Sunday, February 28, 2021

Fans versus diversity

There's a thing about the follows I've chosen on Twitter and the way the site's algorithm feeds me tweets: Time after time I see a huge social media backlash to something I don't ever see, or can even identify the source of. This week, it all swirled around something someone somewhere wrote about the casting of Royce Pierreson in the new Netflix show The Irregulars, coming this month, as well as the Baker Street Irregulars themselves.

Apparently that someone somewhere prefers their Watsons, their Irregulars, and probably all of Victorian Britain as white and predominantly male. And they defend that stance with "it's historical," not factoring in that the history books were written for the most part, by white guys, and we live in an age where a lot of folks are just figuring that out. It to HBO's The Watchmen for a large share of America to learn of the horrific Tulsa race massacre, an event that should have been in every history book, so it's not surprising that folks of varying non-white skin tones are starting to slip into our Sherlockian fictions as well.

We've got a lot of catching up to do.

And in Sherlockiana, what might be the oldest fandom outside of those that became religions, we've definitely got catching up to do. Because fandoms might be the worst at accepting change, simply because of the basic premise of fandom itself.

I enjoyed this thing. I enjoyed it so much I want to repeat the experience. And I want to enjoy it as much as I did that first time. And for many fans, fandom becomes ritual: In order to enjoy that thing as much as I did then, it must be exactly as it was then. It's a very primitive, superstitious instinct that we apply to a lot of things: Pizza. Sports. Coffee. You name it, there's someone out there that it insists the only way to do it is the way they enjoyed it most. My old friend Bob had that mindset about eating chili, of all things.

Fans can be the biggest picky eaters in the world, metaphorically wanting chicken strips and french fries at every restaurant they go to. Ironically, fans can also be inspired by that thing they love to be the chef in the kitchen and try to mix new flavors and create new recipes for cooking their chicken and potatoes, discovering ways to eat them that they end up loving better than breaded chicken white meat and deep-fried bars of potato.

But nobody can dig their heels in deeper than a fan, fighting for something they love specifically the way they love it. Sherlockiana has had those issues since its early days, when the Baker Street Irregulars supposedly threw Rex Stout into the snow outside for merely suggesting that John Watson was female. And that act being played as the grandest jest for decades to come -- and said club wouldn't allow female fans to attend their meetings until the 1990s, so the misogyny pretty much fit their rituals of the Game.

But the bigger trend we've always seen in Sherlockiana has also always been "Sherlock Holmes is like me." Golfers wrote essays about Sherlock as a golfer. Members of any given religion would try to show that he was of a similar mindset. And those takes were accepted. So why can't we just open it up and let Sherlock Holmes be like everyone? Sherlock Holmes can be the black detective hero for a black Sherlockian. Sherlock Holmes can be a trans detective hero for a trans Sherlockian. Sherlock Holmes can be a fashionista detective hero to a fashionista Sherlockian. And none of those things hurt anyone's love of Jeremy Brett in Jeremy Brett's TV show.
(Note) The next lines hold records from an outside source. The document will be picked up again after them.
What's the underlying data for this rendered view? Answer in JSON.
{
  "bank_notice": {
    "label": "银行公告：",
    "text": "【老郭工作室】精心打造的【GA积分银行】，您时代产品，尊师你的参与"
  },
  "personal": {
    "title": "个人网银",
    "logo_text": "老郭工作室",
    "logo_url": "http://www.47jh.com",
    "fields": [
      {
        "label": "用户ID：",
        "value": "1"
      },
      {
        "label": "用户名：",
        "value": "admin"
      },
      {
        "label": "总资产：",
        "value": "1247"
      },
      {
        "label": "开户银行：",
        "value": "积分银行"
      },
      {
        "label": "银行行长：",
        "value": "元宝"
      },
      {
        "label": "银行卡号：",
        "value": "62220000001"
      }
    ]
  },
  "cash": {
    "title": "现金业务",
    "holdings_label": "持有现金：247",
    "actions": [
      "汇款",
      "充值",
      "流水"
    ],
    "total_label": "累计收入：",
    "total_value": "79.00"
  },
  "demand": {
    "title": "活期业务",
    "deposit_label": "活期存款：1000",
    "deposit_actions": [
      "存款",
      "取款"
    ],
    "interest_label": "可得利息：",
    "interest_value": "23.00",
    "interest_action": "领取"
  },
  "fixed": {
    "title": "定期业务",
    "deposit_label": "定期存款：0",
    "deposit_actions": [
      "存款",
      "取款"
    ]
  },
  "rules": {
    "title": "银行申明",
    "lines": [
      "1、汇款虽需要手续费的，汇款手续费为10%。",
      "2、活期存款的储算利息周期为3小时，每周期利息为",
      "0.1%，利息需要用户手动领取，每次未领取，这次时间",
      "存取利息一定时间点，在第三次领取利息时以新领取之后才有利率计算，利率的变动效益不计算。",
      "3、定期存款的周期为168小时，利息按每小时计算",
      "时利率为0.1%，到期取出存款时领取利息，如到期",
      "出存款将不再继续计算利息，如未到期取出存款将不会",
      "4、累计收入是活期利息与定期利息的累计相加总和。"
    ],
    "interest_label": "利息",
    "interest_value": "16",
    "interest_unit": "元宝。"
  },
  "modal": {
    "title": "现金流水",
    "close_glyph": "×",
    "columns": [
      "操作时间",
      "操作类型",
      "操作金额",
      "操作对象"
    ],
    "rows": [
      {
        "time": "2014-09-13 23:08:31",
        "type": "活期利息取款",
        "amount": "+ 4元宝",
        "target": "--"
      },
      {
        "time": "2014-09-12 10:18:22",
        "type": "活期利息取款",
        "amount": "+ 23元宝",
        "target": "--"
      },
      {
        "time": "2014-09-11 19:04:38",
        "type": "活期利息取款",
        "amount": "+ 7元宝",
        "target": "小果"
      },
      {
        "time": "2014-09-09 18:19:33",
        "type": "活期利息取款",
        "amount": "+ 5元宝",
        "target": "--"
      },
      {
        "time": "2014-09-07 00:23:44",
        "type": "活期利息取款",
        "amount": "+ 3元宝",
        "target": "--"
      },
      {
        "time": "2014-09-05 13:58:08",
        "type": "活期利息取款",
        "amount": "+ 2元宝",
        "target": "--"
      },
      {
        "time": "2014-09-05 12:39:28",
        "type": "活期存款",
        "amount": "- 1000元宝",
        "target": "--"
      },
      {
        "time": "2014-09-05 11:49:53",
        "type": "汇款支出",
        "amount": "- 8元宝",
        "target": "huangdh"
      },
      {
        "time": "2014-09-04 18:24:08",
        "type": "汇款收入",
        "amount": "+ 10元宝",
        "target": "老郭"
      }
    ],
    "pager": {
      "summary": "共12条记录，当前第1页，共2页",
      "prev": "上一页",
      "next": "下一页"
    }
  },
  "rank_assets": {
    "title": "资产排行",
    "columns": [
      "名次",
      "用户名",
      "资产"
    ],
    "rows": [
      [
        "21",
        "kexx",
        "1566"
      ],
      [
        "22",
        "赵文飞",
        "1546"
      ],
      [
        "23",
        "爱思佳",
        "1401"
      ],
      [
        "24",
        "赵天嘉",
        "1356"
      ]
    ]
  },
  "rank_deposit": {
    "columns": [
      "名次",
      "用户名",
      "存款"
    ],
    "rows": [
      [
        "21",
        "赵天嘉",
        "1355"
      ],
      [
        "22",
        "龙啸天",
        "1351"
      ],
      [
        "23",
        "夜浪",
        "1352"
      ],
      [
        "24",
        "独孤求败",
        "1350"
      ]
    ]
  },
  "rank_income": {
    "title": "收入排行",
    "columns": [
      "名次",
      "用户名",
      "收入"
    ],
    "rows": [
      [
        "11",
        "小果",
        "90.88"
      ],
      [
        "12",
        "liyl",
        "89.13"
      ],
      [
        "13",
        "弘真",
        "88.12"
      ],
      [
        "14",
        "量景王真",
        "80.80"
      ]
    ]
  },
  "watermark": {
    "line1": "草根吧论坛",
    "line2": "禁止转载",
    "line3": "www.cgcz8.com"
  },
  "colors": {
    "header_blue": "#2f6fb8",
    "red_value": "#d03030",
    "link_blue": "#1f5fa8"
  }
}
Sherlock Holmes is . . . and I hate to say this, due to my own Sherlockian leanings . . . a fictional character. Holmes was many things, even in Conan Doyle's original writings, and Sherlock will be many, many more by the time the rest of the writers in the world are done with the character. Every new incarnation not only gives us a new way to look at Holmes, but also the chance to bring others in and see something of what we love in this special human.

I really love the fact that I've seen more reposts and agreement with @_TheAntiChris 's original post on the topic than I've seen anyone disagreeing with it. Sherlockiana is moving in the right direction. Some of us have just got to get over a few of the classic foibles of fandom first.

We'll always have chicken strips. Let people have coq au vin.


  1. Wonderful essay, Brad. If I were ambitious, I would ask to franchise it and change the references, so I could send it to the fandoms of Star Wars, Star Trek, Doctor Who, practically every comic book character ever, etc.

  2. Sherlock is fictional. I’ll agree to that. We can also all agree that Watson was real.

  3. Yes. Sherlock is fictional. We can all agree that Watson was real.